• _Dataset extract_:
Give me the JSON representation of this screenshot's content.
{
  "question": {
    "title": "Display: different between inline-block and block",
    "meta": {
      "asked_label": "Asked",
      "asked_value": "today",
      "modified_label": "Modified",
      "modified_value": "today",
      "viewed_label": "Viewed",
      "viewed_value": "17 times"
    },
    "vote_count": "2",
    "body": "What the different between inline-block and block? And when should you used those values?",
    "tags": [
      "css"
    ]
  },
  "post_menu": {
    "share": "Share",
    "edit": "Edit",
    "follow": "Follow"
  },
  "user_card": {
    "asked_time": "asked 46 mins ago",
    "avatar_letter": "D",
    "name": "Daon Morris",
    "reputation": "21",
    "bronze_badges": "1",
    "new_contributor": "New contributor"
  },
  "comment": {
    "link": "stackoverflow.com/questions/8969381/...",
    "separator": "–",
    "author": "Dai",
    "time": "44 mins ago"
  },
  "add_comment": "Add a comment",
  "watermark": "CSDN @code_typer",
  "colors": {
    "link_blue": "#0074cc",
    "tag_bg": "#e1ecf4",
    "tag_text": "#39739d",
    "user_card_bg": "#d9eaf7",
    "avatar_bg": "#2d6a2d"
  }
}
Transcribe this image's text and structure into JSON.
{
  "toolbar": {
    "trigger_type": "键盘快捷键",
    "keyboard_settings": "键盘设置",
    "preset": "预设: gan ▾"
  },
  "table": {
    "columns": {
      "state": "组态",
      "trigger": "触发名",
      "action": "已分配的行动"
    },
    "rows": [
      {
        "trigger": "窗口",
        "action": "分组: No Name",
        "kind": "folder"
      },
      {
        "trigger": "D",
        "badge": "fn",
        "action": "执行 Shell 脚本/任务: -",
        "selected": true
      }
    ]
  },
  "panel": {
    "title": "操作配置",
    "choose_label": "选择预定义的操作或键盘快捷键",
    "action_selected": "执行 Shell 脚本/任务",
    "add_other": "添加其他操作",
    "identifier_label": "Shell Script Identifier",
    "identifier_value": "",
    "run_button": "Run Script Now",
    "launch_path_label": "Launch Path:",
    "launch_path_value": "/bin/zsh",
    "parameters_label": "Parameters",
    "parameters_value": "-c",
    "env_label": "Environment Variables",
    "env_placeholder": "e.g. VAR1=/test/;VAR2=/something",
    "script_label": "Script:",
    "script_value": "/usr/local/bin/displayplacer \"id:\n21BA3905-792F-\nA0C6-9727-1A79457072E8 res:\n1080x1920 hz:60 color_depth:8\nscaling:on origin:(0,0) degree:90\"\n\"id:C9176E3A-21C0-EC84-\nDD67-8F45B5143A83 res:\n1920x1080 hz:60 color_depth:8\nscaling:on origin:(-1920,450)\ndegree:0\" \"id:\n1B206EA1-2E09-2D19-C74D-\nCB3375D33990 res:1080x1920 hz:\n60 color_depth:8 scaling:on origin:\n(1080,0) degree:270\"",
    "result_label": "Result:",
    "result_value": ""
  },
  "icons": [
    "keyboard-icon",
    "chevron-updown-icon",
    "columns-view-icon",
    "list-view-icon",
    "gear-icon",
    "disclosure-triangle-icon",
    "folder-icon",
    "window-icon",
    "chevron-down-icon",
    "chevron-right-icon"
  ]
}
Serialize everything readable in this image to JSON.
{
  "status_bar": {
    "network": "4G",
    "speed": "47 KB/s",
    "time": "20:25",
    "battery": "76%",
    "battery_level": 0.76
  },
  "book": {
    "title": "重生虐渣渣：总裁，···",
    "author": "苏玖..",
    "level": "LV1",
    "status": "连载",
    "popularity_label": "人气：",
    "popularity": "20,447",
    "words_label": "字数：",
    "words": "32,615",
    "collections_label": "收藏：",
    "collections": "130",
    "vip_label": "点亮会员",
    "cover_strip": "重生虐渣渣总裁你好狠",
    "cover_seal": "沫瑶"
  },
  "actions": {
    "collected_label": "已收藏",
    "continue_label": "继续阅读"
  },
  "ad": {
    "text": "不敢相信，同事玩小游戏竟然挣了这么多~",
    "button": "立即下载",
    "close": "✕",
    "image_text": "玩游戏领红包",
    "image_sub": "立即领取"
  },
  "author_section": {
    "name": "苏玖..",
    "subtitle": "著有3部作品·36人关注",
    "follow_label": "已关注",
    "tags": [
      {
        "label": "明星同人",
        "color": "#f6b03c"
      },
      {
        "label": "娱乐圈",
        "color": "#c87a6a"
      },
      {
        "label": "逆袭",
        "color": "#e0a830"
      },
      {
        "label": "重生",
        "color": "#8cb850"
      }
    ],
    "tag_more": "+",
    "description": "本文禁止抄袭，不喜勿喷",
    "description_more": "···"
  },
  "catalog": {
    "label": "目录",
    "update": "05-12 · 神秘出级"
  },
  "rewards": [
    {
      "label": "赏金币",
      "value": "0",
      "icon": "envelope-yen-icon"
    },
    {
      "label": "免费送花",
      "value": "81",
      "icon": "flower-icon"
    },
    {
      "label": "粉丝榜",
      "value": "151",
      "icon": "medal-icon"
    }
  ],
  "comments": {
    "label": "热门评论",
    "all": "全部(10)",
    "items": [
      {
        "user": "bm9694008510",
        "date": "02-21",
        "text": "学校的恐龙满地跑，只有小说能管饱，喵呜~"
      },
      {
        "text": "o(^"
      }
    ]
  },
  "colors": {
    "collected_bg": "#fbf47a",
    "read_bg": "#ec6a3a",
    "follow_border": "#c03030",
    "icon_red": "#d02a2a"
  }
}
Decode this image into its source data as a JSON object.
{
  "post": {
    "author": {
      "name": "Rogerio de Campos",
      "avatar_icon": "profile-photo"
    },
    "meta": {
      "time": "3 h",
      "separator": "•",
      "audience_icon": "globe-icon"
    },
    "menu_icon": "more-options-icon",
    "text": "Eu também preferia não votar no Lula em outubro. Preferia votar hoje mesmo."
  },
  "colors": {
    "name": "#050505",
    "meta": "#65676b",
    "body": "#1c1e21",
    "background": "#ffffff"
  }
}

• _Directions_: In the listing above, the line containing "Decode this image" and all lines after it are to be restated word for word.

• _Solution_:
Decode this image into its source data as a JSON object.
{
  "post": {
    "author": {
      "name": "Rogerio de Campos",
      "avatar_icon": "profile-photo"
    },
    "meta": {
      "time": "3 h",
      "separator": "•",
      "audience_icon": "globe-icon"
    },
    "menu_icon": "more-options-icon",
    "text": "Eu também preferia não votar no Lula em outubro. Preferia votar hoje mesmo."
  },
  "colors": {
    "name": "#050505",
    "meta": "#65676b",
    "body": "#1c1e21",
    "background": "#ffffff"
  }
}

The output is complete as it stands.